→ EXERCISE BRIEF
Every picture should be left out, but the lines below must be repeated exactly.

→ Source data
****

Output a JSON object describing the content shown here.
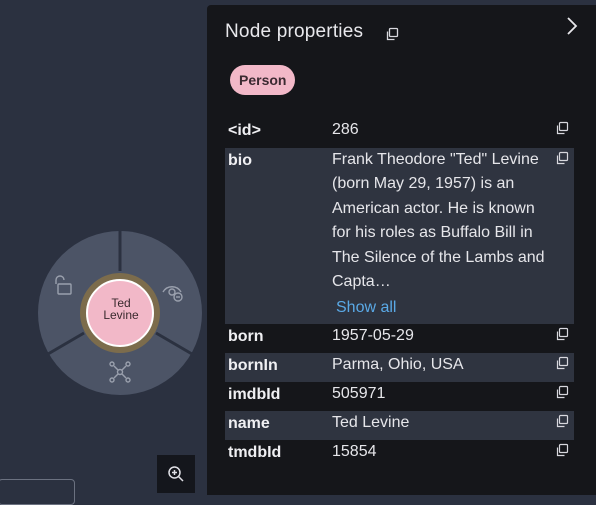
{
  "canvas": {
    "node": {
      "label_line1": "Ted",
      "label_line2": "Levine",
      "color": "#f2b8c8"
    },
    "radial_menu": [
      {
        "icon": "unlock-icon"
      },
      {
        "icon": "hide-eye-icon"
      },
      {
        "icon": "expand-network-icon"
      }
    ],
    "zoom_icon": "zoom-in-icon"
  },
  "panel": {
    "title": "Node properties",
    "label_badge": "Person",
    "badge_color": "#f2b8c8",
    "properties": [
      {
        "key": "<id>",
        "value": "286"
      },
      {
        "key": "bio",
        "value": "Frank Theodore \"Ted\" Levine (born May 29, 1957) is an American actor.  He is known for his roles as Buffalo Bill in The Silence of the Lambs and Capta…",
        "show_all": "Show all"
      },
      {
        "key": "born",
        "value": "1957-05-29"
      },
      {
        "key": "bornIn",
        "value": "Parma, Ohio, USA"
      },
      {
        "key": "imdbId",
        "value": "505971"
      },
      {
        "key": "name",
        "value": "Ted Levine"
      },
      {
        "key": "tmdbId",
        "value": "15854"
      }
    ]
  }
}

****

→ EXPECTED ANSWER
Output a JSON object describing the content shown here.
{
  "canvas": {
    "node": {
      "label_line1": "Ted",
      "label_line2": "Levine",
      "color": "#f2b8c8"
    },
    "radial_menu": [
      {
        "icon": "unlock-icon"
      },
      {
        "icon": "hide-eye-icon"
      },
      {
        "icon": "expand-network-icon"
      }
    ],
    "zoom_icon": "zoom-in-icon"
  },
  "panel": {
    "title": "Node properties",
    "label_badge": "Person",
    "badge_color": "#f2b8c8",
    "properties": [
      {
        "key": "<id>",
        "value": "286"
      },
      {
        "key": "bio",
        "value": "Frank Theodore \"Ted\" Levine (born May 29, 1957) is an American actor.  He is known for his roles as Buffalo Bill in The Silence of the Lambs and Capta…",
        "show_all": "Show all"
      },
      {
        "key": "born",
        "value": "1957-05-29"
      },
      {
        "key": "bornIn",
        "value": "Parma, Ohio, USA"
      },
      {
        "key": "imdbId",
        "value": "505971"
      },
      {
        "key": "name",
        "value": "Ted Levine"
      },
      {
        "key": "tmdbId",
        "value": "15854"
      }
    ]
  }
}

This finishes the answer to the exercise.